▸ Exercise brief
Tally the lines of the records below that include the word "document", and write down only that tally.

▸ Given information
***

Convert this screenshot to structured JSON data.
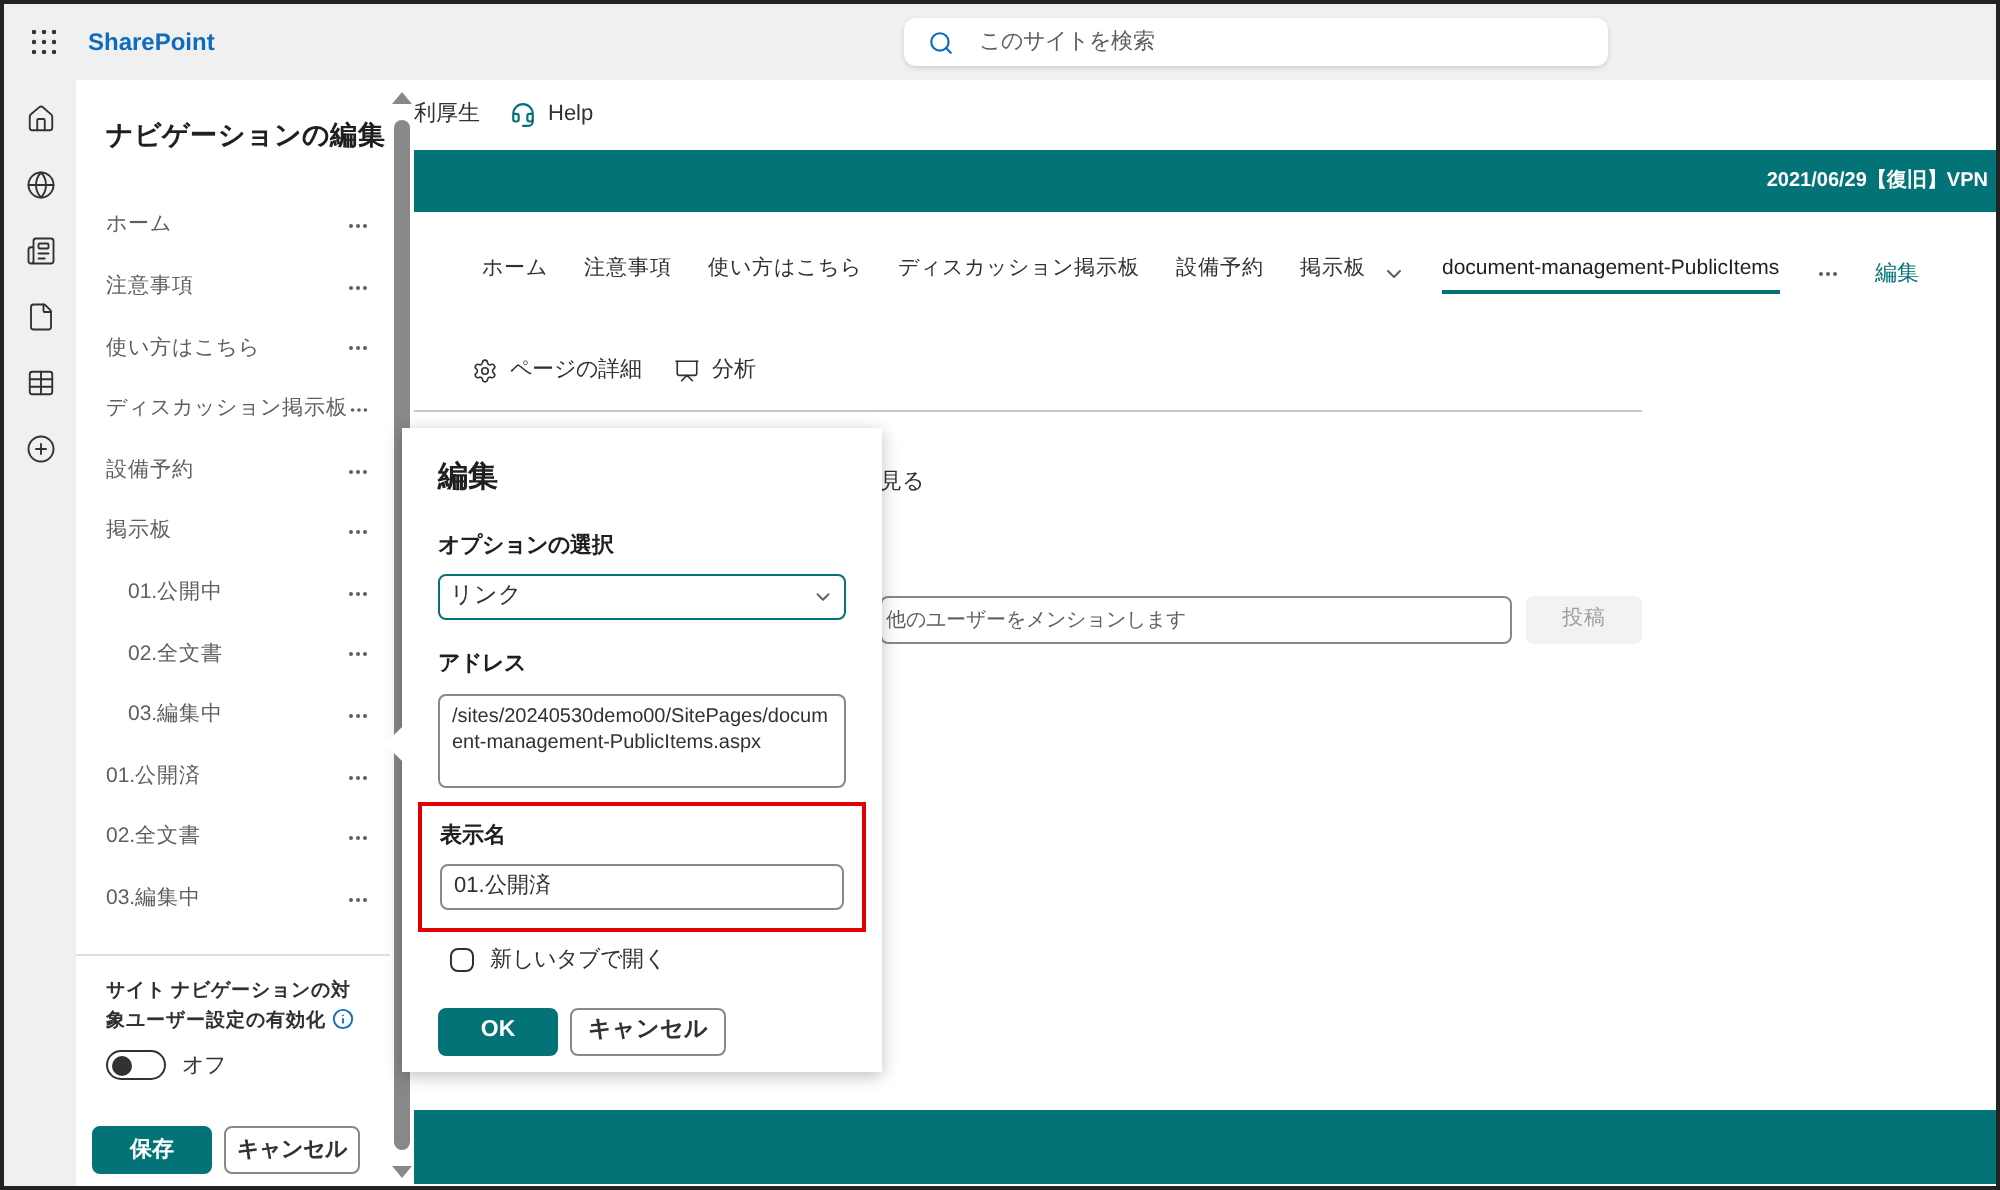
{
  "app_bar": {
    "brand": "SharePoint",
    "search": {
      "placeholder": "このサイトを検索"
    }
  },
  "nav_editor": {
    "title": "ナビゲーションの編集",
    "items": [
      {
        "label": "ホーム"
      },
      {
        "label": "注意事項"
      },
      {
        "label": "使い方はこちら"
      },
      {
        "label": "ディスカッション掲示板"
      },
      {
        "label": "設備予約"
      },
      {
        "label": "掲示板",
        "children": [
          {
            "label": "01.公開中"
          },
          {
            "label": "02.全文書"
          },
          {
            "label": "03.編集中"
          }
        ]
      },
      {
        "label": "01.公開済"
      },
      {
        "label": "02.全文書"
      },
      {
        "label": "03.編集中"
      }
    ],
    "audience": {
      "label": "サイト ナビゲーションの対象ユーザー設定の有効化",
      "on": false,
      "state_label": "オフ"
    },
    "buttons": [
      {
        "label": "保存",
        "kind": "primary"
      },
      {
        "label": "キャンセル",
        "kind": "secondary"
      }
    ]
  },
  "site": {
    "header_text": "利厚生",
    "help": "Help",
    "banner": "2021/06/29【復旧】VPN",
    "nav": [
      {
        "label": "ホーム",
        "selected": false,
        "dropdown": false
      },
      {
        "label": "注意事項",
        "selected": false,
        "dropdown": false
      },
      {
        "label": "使い方はこちら",
        "selected": false,
        "dropdown": false
      },
      {
        "label": "ディスカッション掲示板",
        "selected": false,
        "dropdown": false
      },
      {
        "label": "設備予約",
        "selected": false,
        "dropdown": false
      },
      {
        "label": "掲示板",
        "selected": false,
        "dropdown": true
      },
      {
        "label": "document-management-PublicItems",
        "selected": true,
        "dropdown": false
      }
    ],
    "edit_link": "編集",
    "commands": [
      {
        "label": "ページの詳細",
        "kind": "details"
      },
      {
        "label": "分析",
        "kind": "analytics"
      }
    ],
    "see_more": "見る",
    "comment": {
      "placeholder": "他のユーザーをメンションします",
      "post": "投稿"
    }
  },
  "dialog": {
    "title": "編集",
    "option": {
      "label": "オプションの選択",
      "value": "リンク"
    },
    "address": {
      "label": "アドレス",
      "value": "/sites/20240530demo00/SitePages/document-management-PublicItems.aspx"
    },
    "display_name": {
      "label": "表示名",
      "value": "01.公開済",
      "highlighted": true
    },
    "new_tab": {
      "label": "新しいタブで開く",
      "checked": false
    },
    "buttons": [
      {
        "label": "OK",
        "kind": "primary"
      },
      {
        "label": "キャンセル",
        "kind": "secondary"
      }
    ]
  }
}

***

▸ Task result
2